– The Property Development, Construction and Management Committee (PDCMC) of the Penang Chinese Chamber of Commerce voiced for its part, concerns on the complexity of the regulations, procedures and approval delays relating to the renovation of heritage buildings. It said that it is carrying out a study “aimed at finding out why many local heritage building owners find it difficult to use their own buildings for their businesses like cafes and restaurants”.
“Strict laws forcing Penangites to give up heritage properties” – FMT News, 16 Nov. 2016
“Simplify renovation requirements on heritage buildings, suggests consultant” – The Star online, 17 Nov. 2016
– The Penang Island City Council is working with Think City on a pilot project to beautify and upgrade ‘unkempt and inaccessible back lanes’ of George Town. The project will make the town more pedestrian and bicycle friendly.
“Making George Town pedestrian-friendly, one back lane at a time” – malaymail online, 20 Feb. 2017
– The “Penang Story 3 – The Spirit of Penang: Informing, Inspiring and igniting Change” initiative was launched in December 2016. This new series of events and contributions is a collaboration the Penang Heritage Trust, Think City and Wawasan Open University to collate and document the stories related to Penang. “The main theme of this initiative is the “Spirit of Community” that encourages the participation of the wider community through the creation of various platforms of opportunities. Those can be in the form of shared stories, memories and the protection of intangible cultural heritage (ICH) through documentation and public space activation.” (PHT website). The first event was a talk by Dr Datuk Dr Anwar Fazal, chairman of Think City, in which he addressed the issues and dynamics of public interest activism and social change.
“Dr Anwar: Penangites are never afraid to speak up on pressing issues” – The Star online, 2 Jan. 2017
– Strengthened enforcement of regulations on licensing hospitality businesses led to the closure of a number of guesthouses and small lodges in the heritage zone.
[“Many Penang guesthouses to close for good”- The Star online, 1 Nov. 2016]
– Mrs Khoo Salma, a prominent and respected figure of the Penang Heritage Trust, has been appointed as Penang councillor.

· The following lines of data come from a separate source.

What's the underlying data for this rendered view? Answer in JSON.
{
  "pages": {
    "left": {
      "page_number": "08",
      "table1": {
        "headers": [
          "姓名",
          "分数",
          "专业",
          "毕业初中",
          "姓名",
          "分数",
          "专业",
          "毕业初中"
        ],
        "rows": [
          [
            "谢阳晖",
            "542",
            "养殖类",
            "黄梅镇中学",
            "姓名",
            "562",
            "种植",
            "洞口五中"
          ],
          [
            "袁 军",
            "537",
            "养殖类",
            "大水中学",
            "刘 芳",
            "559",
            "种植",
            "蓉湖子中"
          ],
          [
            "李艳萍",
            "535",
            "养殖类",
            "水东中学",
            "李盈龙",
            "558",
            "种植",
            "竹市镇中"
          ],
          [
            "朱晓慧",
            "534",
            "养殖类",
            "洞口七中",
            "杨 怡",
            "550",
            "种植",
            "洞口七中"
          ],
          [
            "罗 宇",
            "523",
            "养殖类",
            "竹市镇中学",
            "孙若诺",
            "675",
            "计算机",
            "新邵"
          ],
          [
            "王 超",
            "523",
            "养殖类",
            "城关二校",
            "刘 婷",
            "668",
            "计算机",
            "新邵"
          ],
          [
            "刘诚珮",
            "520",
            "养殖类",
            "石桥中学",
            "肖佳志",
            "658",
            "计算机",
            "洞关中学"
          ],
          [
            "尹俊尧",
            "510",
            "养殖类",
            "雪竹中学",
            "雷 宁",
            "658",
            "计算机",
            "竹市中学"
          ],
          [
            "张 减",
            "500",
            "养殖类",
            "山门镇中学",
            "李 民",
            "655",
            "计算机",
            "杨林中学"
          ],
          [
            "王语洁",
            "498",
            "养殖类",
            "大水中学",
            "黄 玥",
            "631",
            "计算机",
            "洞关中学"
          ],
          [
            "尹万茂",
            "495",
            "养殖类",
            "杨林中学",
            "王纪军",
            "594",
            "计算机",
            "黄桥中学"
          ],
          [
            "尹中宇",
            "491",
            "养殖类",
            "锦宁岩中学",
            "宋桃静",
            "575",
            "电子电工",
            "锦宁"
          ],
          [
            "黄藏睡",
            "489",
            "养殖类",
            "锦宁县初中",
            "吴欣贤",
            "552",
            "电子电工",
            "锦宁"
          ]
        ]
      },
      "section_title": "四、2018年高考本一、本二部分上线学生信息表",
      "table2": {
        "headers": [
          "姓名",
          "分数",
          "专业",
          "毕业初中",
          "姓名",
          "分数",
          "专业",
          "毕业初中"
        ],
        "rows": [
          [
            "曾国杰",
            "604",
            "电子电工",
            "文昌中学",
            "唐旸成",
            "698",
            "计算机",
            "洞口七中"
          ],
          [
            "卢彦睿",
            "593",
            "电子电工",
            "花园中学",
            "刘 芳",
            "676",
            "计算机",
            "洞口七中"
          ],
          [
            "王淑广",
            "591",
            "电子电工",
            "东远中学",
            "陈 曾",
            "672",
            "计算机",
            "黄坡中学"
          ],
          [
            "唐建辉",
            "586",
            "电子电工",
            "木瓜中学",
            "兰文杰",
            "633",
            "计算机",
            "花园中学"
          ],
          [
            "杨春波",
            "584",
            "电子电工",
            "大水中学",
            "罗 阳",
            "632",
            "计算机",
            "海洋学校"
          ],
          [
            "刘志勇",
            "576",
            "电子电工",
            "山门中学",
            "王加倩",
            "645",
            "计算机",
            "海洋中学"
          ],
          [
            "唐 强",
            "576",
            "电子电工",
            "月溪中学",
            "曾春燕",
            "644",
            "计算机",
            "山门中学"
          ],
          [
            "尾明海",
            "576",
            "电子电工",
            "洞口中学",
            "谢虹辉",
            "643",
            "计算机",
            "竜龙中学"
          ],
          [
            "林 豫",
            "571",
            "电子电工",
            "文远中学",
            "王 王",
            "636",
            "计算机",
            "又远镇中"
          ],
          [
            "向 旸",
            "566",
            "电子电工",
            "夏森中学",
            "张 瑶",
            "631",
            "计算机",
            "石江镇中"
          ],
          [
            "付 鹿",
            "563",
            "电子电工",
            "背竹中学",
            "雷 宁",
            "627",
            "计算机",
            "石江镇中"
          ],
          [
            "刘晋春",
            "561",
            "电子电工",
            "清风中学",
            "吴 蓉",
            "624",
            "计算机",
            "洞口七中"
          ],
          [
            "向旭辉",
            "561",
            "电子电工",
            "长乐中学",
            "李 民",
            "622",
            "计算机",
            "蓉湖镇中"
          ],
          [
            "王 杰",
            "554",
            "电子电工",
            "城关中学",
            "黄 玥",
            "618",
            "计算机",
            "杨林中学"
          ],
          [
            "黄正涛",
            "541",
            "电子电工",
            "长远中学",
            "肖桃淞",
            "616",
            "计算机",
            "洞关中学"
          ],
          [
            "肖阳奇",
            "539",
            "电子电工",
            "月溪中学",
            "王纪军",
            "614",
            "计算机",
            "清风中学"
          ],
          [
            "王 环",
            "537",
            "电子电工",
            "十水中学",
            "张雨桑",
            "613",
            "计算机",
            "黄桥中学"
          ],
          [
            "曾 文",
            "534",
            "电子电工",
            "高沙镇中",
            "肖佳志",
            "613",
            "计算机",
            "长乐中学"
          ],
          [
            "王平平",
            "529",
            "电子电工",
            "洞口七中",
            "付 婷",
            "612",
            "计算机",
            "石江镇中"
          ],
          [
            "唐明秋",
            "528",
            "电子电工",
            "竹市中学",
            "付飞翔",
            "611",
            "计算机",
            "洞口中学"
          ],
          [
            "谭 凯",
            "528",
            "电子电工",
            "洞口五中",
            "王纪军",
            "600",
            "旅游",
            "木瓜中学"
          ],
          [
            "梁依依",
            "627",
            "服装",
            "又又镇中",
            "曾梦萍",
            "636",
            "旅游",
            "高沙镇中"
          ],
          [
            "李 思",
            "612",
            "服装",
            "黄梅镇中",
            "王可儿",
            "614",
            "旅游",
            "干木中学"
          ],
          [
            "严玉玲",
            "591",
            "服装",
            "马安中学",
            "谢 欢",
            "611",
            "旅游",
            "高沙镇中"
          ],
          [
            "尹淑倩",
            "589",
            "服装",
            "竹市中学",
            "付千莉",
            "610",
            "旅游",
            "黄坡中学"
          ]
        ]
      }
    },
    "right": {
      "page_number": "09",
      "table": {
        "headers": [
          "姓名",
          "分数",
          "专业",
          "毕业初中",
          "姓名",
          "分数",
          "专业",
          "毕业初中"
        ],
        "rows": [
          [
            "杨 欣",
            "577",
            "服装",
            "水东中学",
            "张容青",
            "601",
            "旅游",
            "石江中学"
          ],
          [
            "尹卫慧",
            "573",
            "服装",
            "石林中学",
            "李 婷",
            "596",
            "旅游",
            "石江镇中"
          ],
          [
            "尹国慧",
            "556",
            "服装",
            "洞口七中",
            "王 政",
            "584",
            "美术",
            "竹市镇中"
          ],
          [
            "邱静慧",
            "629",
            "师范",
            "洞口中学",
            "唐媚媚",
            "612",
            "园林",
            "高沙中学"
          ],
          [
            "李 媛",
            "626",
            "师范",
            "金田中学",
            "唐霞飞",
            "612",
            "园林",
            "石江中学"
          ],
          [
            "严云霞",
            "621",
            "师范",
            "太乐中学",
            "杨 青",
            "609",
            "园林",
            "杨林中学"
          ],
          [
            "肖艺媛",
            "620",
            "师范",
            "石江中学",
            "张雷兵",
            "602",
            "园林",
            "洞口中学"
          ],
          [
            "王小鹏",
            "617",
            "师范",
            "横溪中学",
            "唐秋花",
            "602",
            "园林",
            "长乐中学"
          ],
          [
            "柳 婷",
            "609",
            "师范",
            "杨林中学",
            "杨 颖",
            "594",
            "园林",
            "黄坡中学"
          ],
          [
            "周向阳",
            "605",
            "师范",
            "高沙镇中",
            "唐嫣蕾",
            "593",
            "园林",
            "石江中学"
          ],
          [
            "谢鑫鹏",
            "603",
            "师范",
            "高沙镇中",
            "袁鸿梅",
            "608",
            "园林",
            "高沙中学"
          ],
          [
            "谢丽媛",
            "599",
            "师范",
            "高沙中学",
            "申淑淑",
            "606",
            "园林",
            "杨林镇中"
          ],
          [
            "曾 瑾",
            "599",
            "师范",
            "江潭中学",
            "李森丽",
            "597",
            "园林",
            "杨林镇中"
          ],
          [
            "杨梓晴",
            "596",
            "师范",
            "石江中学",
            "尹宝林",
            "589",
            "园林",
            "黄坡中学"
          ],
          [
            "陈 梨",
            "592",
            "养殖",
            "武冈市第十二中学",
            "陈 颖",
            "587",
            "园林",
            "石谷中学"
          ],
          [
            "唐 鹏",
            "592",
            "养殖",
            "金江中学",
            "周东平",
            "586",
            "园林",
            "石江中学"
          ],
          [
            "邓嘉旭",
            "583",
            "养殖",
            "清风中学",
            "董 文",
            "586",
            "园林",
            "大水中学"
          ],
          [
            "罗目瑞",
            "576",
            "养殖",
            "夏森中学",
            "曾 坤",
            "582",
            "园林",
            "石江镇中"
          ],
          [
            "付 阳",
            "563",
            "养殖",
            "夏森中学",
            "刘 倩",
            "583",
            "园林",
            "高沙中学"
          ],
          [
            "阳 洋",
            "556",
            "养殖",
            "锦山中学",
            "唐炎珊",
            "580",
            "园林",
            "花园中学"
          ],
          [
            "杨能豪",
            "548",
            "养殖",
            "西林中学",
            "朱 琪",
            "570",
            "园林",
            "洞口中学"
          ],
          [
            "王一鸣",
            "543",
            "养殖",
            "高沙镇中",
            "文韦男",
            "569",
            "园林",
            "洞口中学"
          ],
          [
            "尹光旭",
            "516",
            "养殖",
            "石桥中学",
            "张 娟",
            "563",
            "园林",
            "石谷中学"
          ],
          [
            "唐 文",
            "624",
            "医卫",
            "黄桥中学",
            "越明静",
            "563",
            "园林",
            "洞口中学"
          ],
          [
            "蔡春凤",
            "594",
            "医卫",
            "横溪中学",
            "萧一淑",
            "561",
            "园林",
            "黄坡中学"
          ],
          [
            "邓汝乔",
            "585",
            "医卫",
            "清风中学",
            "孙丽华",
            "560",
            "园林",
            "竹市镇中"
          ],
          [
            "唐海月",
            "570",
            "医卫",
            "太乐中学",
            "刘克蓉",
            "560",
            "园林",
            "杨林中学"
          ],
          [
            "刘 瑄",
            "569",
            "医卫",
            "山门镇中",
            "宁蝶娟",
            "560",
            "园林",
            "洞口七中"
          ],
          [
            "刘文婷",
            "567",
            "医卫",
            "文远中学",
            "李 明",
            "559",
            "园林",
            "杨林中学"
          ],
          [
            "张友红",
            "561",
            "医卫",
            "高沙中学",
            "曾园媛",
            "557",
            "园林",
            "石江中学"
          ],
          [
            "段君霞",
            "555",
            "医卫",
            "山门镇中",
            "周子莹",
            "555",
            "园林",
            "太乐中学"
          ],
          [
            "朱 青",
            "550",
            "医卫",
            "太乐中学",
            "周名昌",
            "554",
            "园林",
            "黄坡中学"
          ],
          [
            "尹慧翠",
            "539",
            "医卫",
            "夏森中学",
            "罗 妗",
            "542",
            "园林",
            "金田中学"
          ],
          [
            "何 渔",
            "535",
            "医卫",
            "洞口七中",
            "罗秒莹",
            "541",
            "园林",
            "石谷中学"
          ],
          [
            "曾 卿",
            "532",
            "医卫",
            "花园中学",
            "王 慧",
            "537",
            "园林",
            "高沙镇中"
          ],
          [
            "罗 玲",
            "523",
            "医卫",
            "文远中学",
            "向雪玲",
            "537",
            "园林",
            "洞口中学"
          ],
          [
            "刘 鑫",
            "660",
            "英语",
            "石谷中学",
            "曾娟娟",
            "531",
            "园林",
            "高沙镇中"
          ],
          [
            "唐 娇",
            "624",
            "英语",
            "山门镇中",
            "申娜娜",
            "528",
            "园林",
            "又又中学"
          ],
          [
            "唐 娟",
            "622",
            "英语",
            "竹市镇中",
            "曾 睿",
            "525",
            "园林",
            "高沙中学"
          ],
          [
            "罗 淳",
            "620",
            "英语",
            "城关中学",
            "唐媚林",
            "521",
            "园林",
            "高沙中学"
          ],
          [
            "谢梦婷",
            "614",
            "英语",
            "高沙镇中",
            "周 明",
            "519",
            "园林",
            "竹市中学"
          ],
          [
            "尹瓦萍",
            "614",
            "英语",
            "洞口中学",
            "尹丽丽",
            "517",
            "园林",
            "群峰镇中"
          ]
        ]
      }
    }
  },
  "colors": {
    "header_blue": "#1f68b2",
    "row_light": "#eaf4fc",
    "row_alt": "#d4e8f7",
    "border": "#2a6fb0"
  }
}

“Heritage activist Khoo Salma among five new faces in Penang councillor line-up”- The Star online, 4 Jan. 2017
“Heritage activist Khoo Salma made Penang city councillor” – malaymail online, 4 Jan. 2017
What do you think?
Readers’ comments and opinions are welcome (scroll down to the “Comment” box).
* old Satok Bridge picture: from a web post by James Yong, 17/07/2010